PP: The materials are often dictated by the project at hand. “The fence is a fence,” as someone once put it. I think that this in itself is an important conceptual decision. I will often research and find precedent for the “appropriate” material and building technique to use in a specific project such as special ordering “clear center-cut vertical-grain douglas fir” for the window screen frames. That decision came out of a long conversation with a log cabin builder based out of Jackson Hole Wyoming. There are times when I am specifically interested in transformation in the materiality of an object and the histories these materials carry with them. The series of “flying” tent forms made from gold/silver mylar emergency blankets or the black and iridescent automobile paint used on the woodpile sculptures are examples of this.
MR: How so?
PP: Mylar’s material history backs up to the NASA space program and the outer most extreme examples of survival. The reflection and conservation of energy and the fragility of environment. The “emergency blanket’s” dual surfacing of silver and gold may also stand in for a old survivalists belief that silver and gold are the only true and dependable currencies in the world. These surfaces are so reflective that when multiple sheet are hung together, their color values become indistinguishable as gold becomes silver, sliver becomes gold, and the metal laminate reflects back the colors and textures of the environment. The car paint also reflects light into shimmering dirty-rainbows that emulates the experience of a fire while maintaining a material toxicity that is an interesting tension. To me it comes from a world of say “car-camping,” to pick a kind of literal example, and our conflicted desires to be both autonomous and dependent on societal and technological systems. It’s the Walden pond phenomenon where Thoreau wanted to both live in isolation, but have a cup of soup at his mother’s house every now and again. That piece was paired with another digital fire where a video stream of a campfire was algorithmically processed into a technicolor amoeba like fire-form that was projected against an object or a wall in the room. A cold, non-consuming, light projection that again emulated properties of fire. These are all examples for me of material surfacing as artifice. A fusion of technology and materiality. Of idealism and practicality, but I want to couch that within a thought experiment around notions of survival.
MR: Is there a common thread that runs through the work?
PP: I think there are themes of architecture and environment that cut across most of the work that I do. One might also say that I have a preoccupation with the American west.
MR: Does your personal biography play a particular role in the work?
PP: It is in there. I have lived most of my adult life in major cities including New York, Paris, and Chicago, but it’s the summers I spent mending fences in Wyoming that seem to keep coming back to me. I hope that biography can serve as a resource rather then the reason.
MR: How does being in Chicago affect your practice?

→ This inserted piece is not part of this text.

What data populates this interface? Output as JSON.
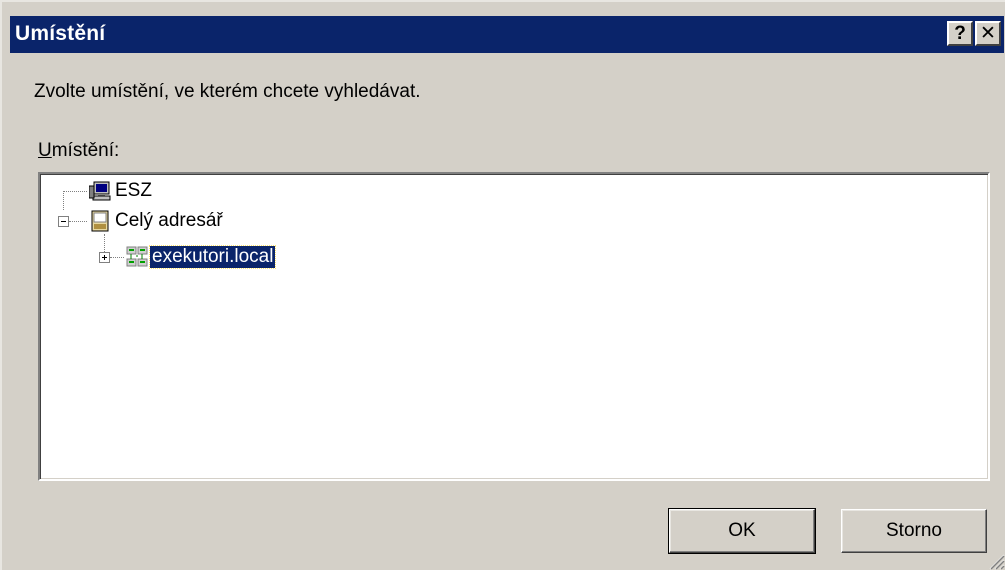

PP: Conceptually Chicago has turned out to be a really interesting place for me to work. It’s position historically and economically within the development of the nation is always interesting. On the more practical level, I have found that there are a number of opportunities to make and show work within the city. It’s always a mixed bag, but I’m trying to make the most out of cheap rent and a studio with views of the city skyline.